While on Saturday, January 19, many people were paying attention to the caucuses in Nevada and the GOP primary in South Carolina, there was of course another earth-shattering election taking place. I refer, of course, to the general election in the Danish dependency of the Faroe Islands.
Interestingly, (and of more interest than this year's outcome), the Faroe Islands appear to have reached an equilibrium between four parties in their proportional-representation system, despite their minuscule size. Note that the Faroes have not just traditional left-right divisions, but also cleavages between pro-independence forces and pro-union (with Denmark) forces. The same four parties have been the largest in parliament since 1950 in this small island group of under 50,000 people (see Wikipedia for background).
No party, since that same year of 1950, has taken more than 27.5 percent of the vote; no party has ever held an absolute majority in parliament; and no party has even held more than 10 seats in parliament (26 to 33 seats total) since the 1946-47 period. From 1958 through 1980, the Social Democrats were marginally larger than the other parties (enjoying a 1- or 2-seat advantage after each election compared to their largest competitor), but this advantage no longer exists.
For this year's election, the electoral system was changed slightly, to eliminate regional constituencies which had resulted in slight disproportionalities. The system used this year allocates seats based on open lists for the entire territory.
Perhaps the biggest story in this year's uneventful election was the gain of almost 6 percent of the vote, and 2 seats, combined for the other two small parties in parliament.
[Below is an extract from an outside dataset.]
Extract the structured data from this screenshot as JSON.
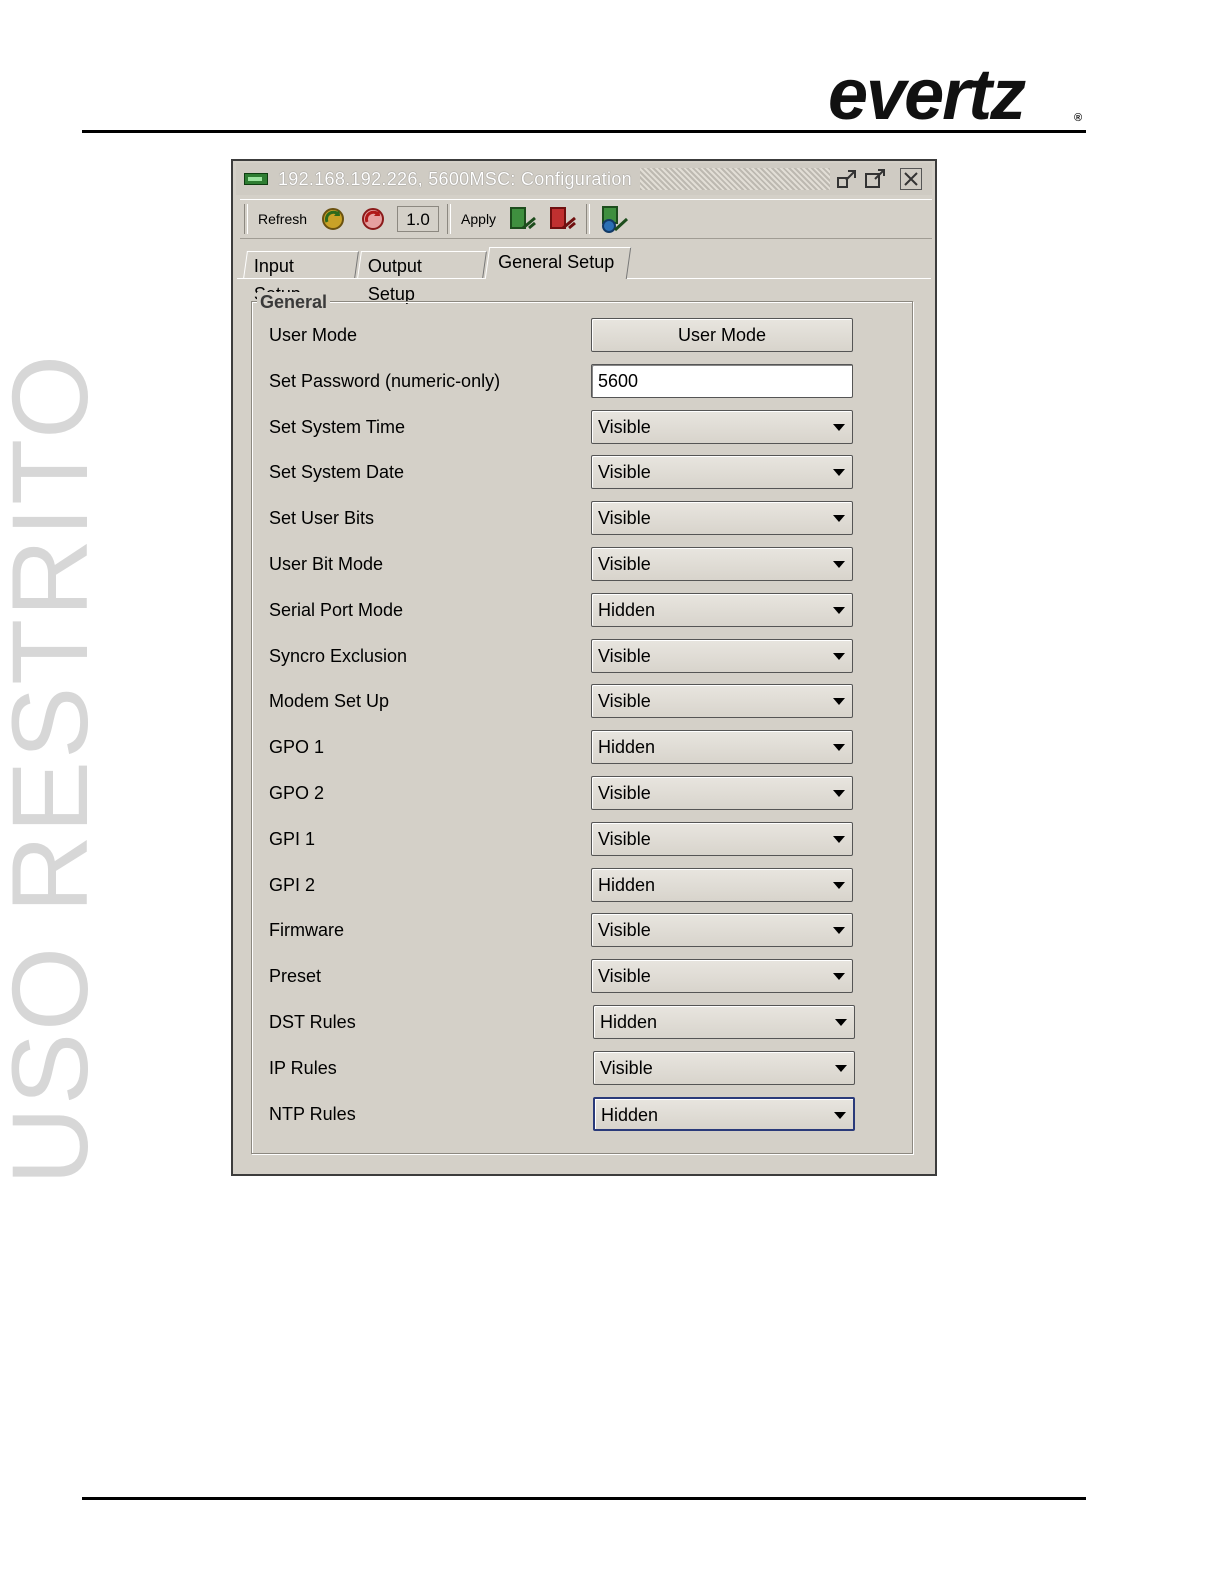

Other than that, the Social Democrats lost one seat, and all other parties remained even in terms of seats: Republic 8; Union Party 7; People's Party 7; Social Democrats 6; smaller parties 5. Summary in English is available at Parties and Elections.